Every morning at 7 a.m., Kaynan Abdirahman puts on his signature neon polo, grabs his walkie-talkie and strolls the Downtown streets. He watches for suspicious activity, gives directions, greets all who pass and picks up trash.
Abdirahman is more than just a good Samaritan — he’s a safe ambassador with the Downtown Improvement District (DID), a nonprofit, business-led organization striving to make Downtown cleaner, safer and greener.
The DID’s Clean and Safe Ambassadors took to the streets July 1, marking the first phase of the action plan. The main functions of the ambassadors are to be helpful and aid people in navigating the area, said Sarah Harris, chief operating officer of the DID.
“They’re really the friendly faces of Downtown,” she said.
In their first day of service, the ambassadors removed more than 235 graffiti tags on First Avenue; in the first week, they picked up 13,000 pounds of trash. In addition, the ambassadors provided more than 1,800 people with assistance, recommendations or directions.

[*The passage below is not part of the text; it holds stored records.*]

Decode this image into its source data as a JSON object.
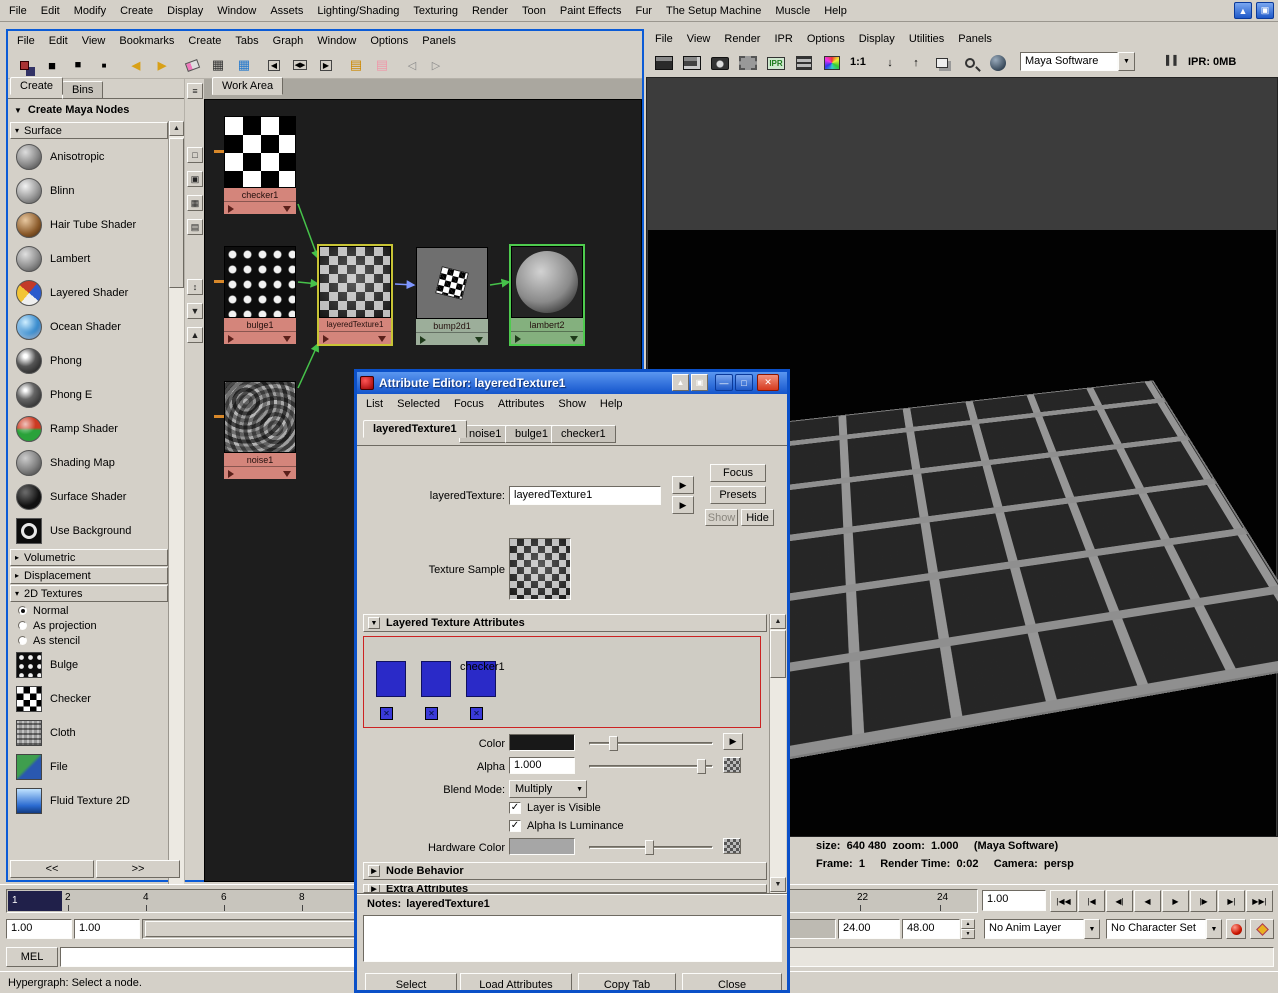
{
  "icons": {
    "tri_down": "▼",
    "tri_right": "▶",
    "tri_down_sm": "▾",
    "tri_right_sm": "▸",
    "arrow_up": "▲",
    "arrow_left": "◀",
    "arrow_right": "▶",
    "arrow_down": "▼",
    "check": "✓",
    "cross": "✕",
    "minimize": "—",
    "maximize": "□",
    "restore": "▣",
    "pause": "▌▌",
    "menu": "≡",
    "updown": "↕",
    "box_empty": "□",
    "box_checked": "▣",
    "grid": "▦",
    "rows": "▤",
    "sq_large": "■",
    "sq_med": "▪",
    "sq_small": "▫",
    "keep_image": "↓",
    "remove_image": "↑",
    "prev": "◁",
    "next": "▷",
    "layer_x": "✕"
  },
  "main_menu": {
    "items": [
      "File",
      "Edit",
      "Modify",
      "Create",
      "Display",
      "Window",
      "Assets",
      "Lighting/Shading",
      "Texturing",
      "Render",
      "Toon",
      "Paint Effects",
      "Fur",
      "The Setup Machine",
      "Muscle",
      "Help"
    ]
  },
  "hypershade": {
    "menu": [
      "File",
      "Edit",
      "View",
      "Bookmarks",
      "Create",
      "Tabs",
      "Graph",
      "Window",
      "Options",
      "Panels"
    ],
    "tabs": [
      "Create",
      "Bins"
    ],
    "create_nodes_label": "Create Maya Nodes",
    "sections": {
      "surface": "Surface",
      "volumetric": "Volumetric",
      "displacement": "Displacement",
      "textures2d": "2D Textures"
    },
    "surface_items": [
      "Anisotropic",
      "Blinn",
      "Hair Tube Shader",
      "Lambert",
      "Layered Shader",
      "Ocean Shader",
      "Phong",
      "Phong E",
      "Ramp Shader",
      "Shading Map",
      "Surface Shader",
      "Use Background"
    ],
    "radio_items": [
      "Normal",
      "As projection",
      "As stencil"
    ],
    "texture_items": [
      "Bulge",
      "Checker",
      "Cloth",
      "File",
      "Fluid Texture 2D"
    ],
    "work_area_tab": "Work Area",
    "nav_prev": "<<",
    "nav_next": ">>",
    "nodes": {
      "checker": "checker1",
      "bulge": "bulge1",
      "layered": "layeredTexture1",
      "bump": "bump2d1",
      "lambert": "lambert2",
      "noise": "noise1"
    }
  },
  "render_view": {
    "menu": [
      "File",
      "View",
      "Render",
      "IPR",
      "Options",
      "Display",
      "Utilities",
      "Panels"
    ],
    "ratio": "1:1",
    "renderer": "Maya Software",
    "ipr_status": "IPR: 0MB",
    "status": {
      "size_label": "size:",
      "size_value": "640  480",
      "zoom_label": "zoom:",
      "zoom_value": "1.000",
      "renderer_note": "(Maya Software)",
      "frame_label": "Frame:",
      "frame_value": "1",
      "time_label": "Render Time:",
      "time_value": "0:02",
      "camera_label": "Camera:",
      "camera_value": "persp"
    }
  },
  "attribute_editor": {
    "title": "Attribute Editor: layeredTexture1",
    "menu": [
      "List",
      "Selected",
      "Focus",
      "Attributes",
      "Show",
      "Help"
    ],
    "tabs": [
      "layeredTexture1",
      "noise1",
      "bulge1",
      "checker1"
    ],
    "name_label": "layeredTexture:",
    "name_value": "layeredTexture1",
    "focus_button": "Focus",
    "presets_button": "Presets",
    "show_button": "Show",
    "hide_button": "Hide",
    "texture_sample_label": "Texture Sample",
    "section_layered": "Layered Texture Attributes",
    "layer_label": "checker1",
    "color_label": "Color",
    "alpha_label": "Alpha",
    "alpha_value": "1.000",
    "blend_label": "Blend Mode:",
    "blend_value": "Multiply",
    "visible_checkbox": "Layer is Visible",
    "alpha_lum_checkbox": "Alpha Is Luminance",
    "hardware_label": "Hardware Color",
    "section_node_behavior": "Node Behavior",
    "section_extra": "Extra Attributes",
    "notes_label": "Notes:",
    "notes_value": "layeredTexture1",
    "footer_buttons": [
      "Select",
      "Load Attributes",
      "Copy Tab",
      "Close"
    ]
  },
  "timeline": {
    "current_frame": "1",
    "ticks": [
      "2",
      "4",
      "6",
      "8",
      "22",
      "24"
    ],
    "current_time_field": "1.00",
    "range_start": "1.00",
    "playback_start": "1.00",
    "playback_end": "24.00",
    "range_end": "48.00",
    "anim_layer": "No Anim Layer",
    "character_set": "No Character Set",
    "playback": [
      "|◀◀",
      "|◀",
      "◀|",
      "◀",
      "▶",
      "|▶",
      "▶|",
      "▶▶|"
    ]
  },
  "command_line": {
    "label": "MEL"
  },
  "help_line": "Hypergraph: Select a node."
}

Clean ambassadors remove graffiti and handbills, pressure-wash sidewalks, remove weeds and clean up trash. Safe ambassadors work to quell aggressive panhandling and have direct contact with the police force if necessary.
Later this year, the DID will also perform maintenance in different locations, such as irrigation systems on Nicollet Mall. In the fall, they’ll be getting bids for snow removal on Nicollet Mall and developing methods for clearing snow throughout the district, Harris said. Next year, the DID will begin to incorporate landscaping and other services to make Downtown greener.
This year’s budget, $2.95 million, comes from mandatory service fees paid by each commercial property owner in the district. The amount each property pays is calculated based on its lineal frontage and gross building area. It also depends on whether the property is located within the “core, standard plus or standard area” designated by the DID. The core area requires the highest frequency of service because of its high intensity of land use and pedestrian traffic.
By law, nonprofit, government and residential properties are exempt from paying the DID service fee, but some pay voluntarily.
Tom Hoch, president and CEO of the Hennepin Theatre Trust, a nonprofit organization that owns the State, Orpheum and Pantages theatrers, says his organization contributes voluntarily. A prominent stakeholder in the Downtown district, Hoch also serves as secretary and treasurer on the DID’s board of directors. He reasoned that Downtown’s appearance and safety are an important part of his patron’s experience.
Although the project is in its infancy, Hoch said he’s confident people will see positive changes.
“Our focus is on making the area safer and cleaner, making it friendly and a more pleasant environment for people who live, work and play Downtown,” he said.
The road to making the DID a reality was a long one. The Minneapolis Downtown Council spent a number of years working with public entities to develop a plan to fund the program through taxes paid by commercial property owners.
David Sternberg, chairman of the DID’s board of directors and former chairman of the Downtown Council, said the DID would never have become a reality without the strong support of the City Council and Mayor R.T. Rybak.
Sternberg, regional head of Brookfield Properties, a company that owns and manages four buildings in the central business district downtown, said it’s difficult for businesses to take on any additional expenses in the current economic climate. Regardless, it’s an important investment for the business community to make, he said.
After the Ambassadors had been on the streets just 10 days, Sternberg said he was already seeing changes.
“It’s wonderful,” he said. “They’re friendly and they’re working. I think the reaction has been very positive. It’s very welcoming and it’s only getting better.”
The DID is run by a board of directors including property owners, major employers and industry professionals. Each member has a vested interest in improving conditions Downtown and can draw on experience in relevant areas, Harris said.
“We’re taking that direct knowledge and expertise of managing property and applying it to the public right-of-way,” she said.
Naturally, not all business owners are happy about the transition. Jean Danko, co-owner of Jean Stephen Galleries on Nicollet Mall, said she knows people are for and against it. While she said she wishes the state could pay for the services, she likes the idea of having helpful people Downtown giving directions to newcomers.
“Yes, we hate paying for it,” she said, “but, yes, we want Downtown to improve.”
In time, Hoch said he believes the program will be very successful. He said he understands that property owners are paying very close attention to the services and in time, they’ll see that their investment was a good one.
“There are people who are taking a kind of wait-and-see attitude, because it’s a new project,” Hoch said. “I think all of us want it to work and we’re all doing what we can to make it work and I think it will work. But there’s a lot of scrutiny of the project right now, which is a good thing. That’s not a problem.”
Reach Tara Bannow at firstname.lastname@example.org.